And then? He did.
Antoni Gaudí began building La Sagrada Familia in 1882. You know the one; that breathtaking basilica, all towers and spires, brimming with intricate geometry and detailed architectural design. It’s gorgeous.
And it’s unfinished.
138 years it’s been under construction — and it will be for another six years to come. That’s a century-long project underway even now…
A lot of crap has happened throughout human history. Silly, scarring things that might never have happened had those involved been a little more self-aware.
That’s the issue with humanity. It’s not what we’re missing, what we’re bad at that holds us back, it’s our lack of awareness of these things. We just don’t know ourselves.
But if we did, if we knew who we were — our powers and our kryptonites — then we’d know how to apply them to life.

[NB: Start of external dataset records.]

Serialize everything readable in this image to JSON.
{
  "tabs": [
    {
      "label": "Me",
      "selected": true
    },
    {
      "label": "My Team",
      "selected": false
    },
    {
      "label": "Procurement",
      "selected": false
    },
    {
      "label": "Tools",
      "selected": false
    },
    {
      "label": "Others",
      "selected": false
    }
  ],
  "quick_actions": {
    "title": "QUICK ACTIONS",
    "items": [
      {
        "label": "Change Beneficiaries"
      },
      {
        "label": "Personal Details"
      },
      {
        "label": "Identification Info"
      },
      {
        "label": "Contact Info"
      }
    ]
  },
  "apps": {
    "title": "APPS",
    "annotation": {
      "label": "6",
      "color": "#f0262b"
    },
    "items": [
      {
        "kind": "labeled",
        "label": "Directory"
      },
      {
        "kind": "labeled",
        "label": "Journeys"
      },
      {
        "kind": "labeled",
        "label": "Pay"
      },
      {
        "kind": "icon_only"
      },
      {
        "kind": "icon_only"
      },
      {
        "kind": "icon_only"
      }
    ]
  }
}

We’d notice when our nasty habits are getting in the way. We’d see how our skills are improving…
You have your staple strangers.
Strangers in vans. Strangers in back alleys. Strangers on the internet. They offer you sweets, they send you nice messages, they approach with a smile and then, just like that, they do something bad.

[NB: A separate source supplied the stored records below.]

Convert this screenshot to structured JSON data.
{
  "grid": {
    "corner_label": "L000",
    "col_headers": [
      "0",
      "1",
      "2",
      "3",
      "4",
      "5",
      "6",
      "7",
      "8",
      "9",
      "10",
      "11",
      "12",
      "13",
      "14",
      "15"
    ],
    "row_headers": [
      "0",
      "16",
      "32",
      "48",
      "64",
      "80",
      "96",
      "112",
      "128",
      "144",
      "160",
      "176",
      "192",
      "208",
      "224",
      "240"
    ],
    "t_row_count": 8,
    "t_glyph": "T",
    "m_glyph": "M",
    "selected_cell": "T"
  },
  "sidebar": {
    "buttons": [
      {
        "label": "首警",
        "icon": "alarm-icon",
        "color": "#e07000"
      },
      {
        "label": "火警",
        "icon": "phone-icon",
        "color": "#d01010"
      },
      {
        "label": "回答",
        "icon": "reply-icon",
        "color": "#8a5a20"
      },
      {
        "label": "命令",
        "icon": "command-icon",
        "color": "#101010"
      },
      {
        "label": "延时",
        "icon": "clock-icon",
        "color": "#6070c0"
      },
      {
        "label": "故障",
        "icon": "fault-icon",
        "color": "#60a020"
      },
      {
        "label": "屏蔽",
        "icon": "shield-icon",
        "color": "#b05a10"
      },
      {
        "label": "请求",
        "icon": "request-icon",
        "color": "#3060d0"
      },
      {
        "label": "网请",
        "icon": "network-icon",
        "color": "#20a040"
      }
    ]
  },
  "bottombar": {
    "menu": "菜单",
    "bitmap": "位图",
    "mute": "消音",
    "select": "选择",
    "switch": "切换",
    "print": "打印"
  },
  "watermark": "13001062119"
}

It’s crappy. It’s cruel. It’s the exact reason why “strangers” have gained such a bad reputation.
But then, then you have your Good Strangers™. Your strange-aws, if you will. The ones you meet in the corridor on your first day at uni. The one who helps you grab the cookie crunch cereal from the top shelf. …
“Either write something worth reading or do something worth writing.” — Benjamin Franklin
Okay, maybe you’re not a writer. Maybe you illustrate the packing for industrial solvents. The same rule applies. Either illustrate the packing for an industrial solvent worth seeing, or do something worth illustrating.
The point is: put every inch of your being into every moment of your life. Live at 273%. Live loudly, boldly, authentically. Exist as though there’s a camera crew trailing you. Imagine that Satan or Thor or whoever meets you in the afterworld is going to rate your lifetime out of ten, like an…
Your doctor won’t look you in the eye.
“It’s… it’s…” his head hangs low as he fiddles with the end of his stethoscope (not a medical euphemism), face as white as the lab coat he’s wearing.
You swallow back your fear. “Just tell me, doc.” You demand.
He sighs, long and hard (still not a euphemism) and finally looks up. “It’s bad,” he announces, “it’s really bad.”
Your heart sinks. “How long have I got?”
“Three, maybe four more minutes?”
“And then what?”
Your doctor presses his lips together. He blinks once, then twice, then shrugs. He knows you already…
One thing I hate about love is that it can be broken.
It can fracture, shatter, scar. It is the gravitational force of our own hearts, possibly the most powerful energy in the universe, and by far the most fragile. We, as humans, are not equipped to handle love at its maximum potential, we’re too clumsy, too frantic, too unsure. This is why we so often injure it, instead. And ourselves in the process.
Another thing I hate about love is that most of us have felt it — being torn away.
Heartbreak is a human experience. It sucks, and…
Full transparency here:
It’s half 6 on a Wednesday evening as I begin this. I’m sat in total darkness, save for the artificial light of my laptop screen, tears drying up in my eyelashes and my heart throbbing in my ears. I’ve just stopped crying. Three minutes ago I was sprawled out on my carpet, the weight of the pitch black planet pressing down on me as a I heavy cried for twenty solid minutes.
What about? I don’t know.
Nothing explicit, there’s no tangible reason. Or maybe there’s several, which is why I cannot focus on anything in particular…
The moonlight sparkles and touches her body,
The moonlight merges with twilight and reflects on her coffee,
Black, strong, awakening, and comforting like her eyes,
Sizzled with our poignant evening — our love in disguise,
Split with the words I could not utter,
Ached with the yearning that we would flutter.
The stars smile and admire her beauty, The stars compete with one another to settle in her courtesy, Kind, protective, loving, and nurturing like her soul, Sprinkled with pain-inflicted notes in her sorrow, Chaunted with the words I created in my art, Shaken with the unquiet and silent cry…
I imagine in a parallel universe I might be a caricaturist or a botanist or somewhere asleep on the moon — but here, I am a writer.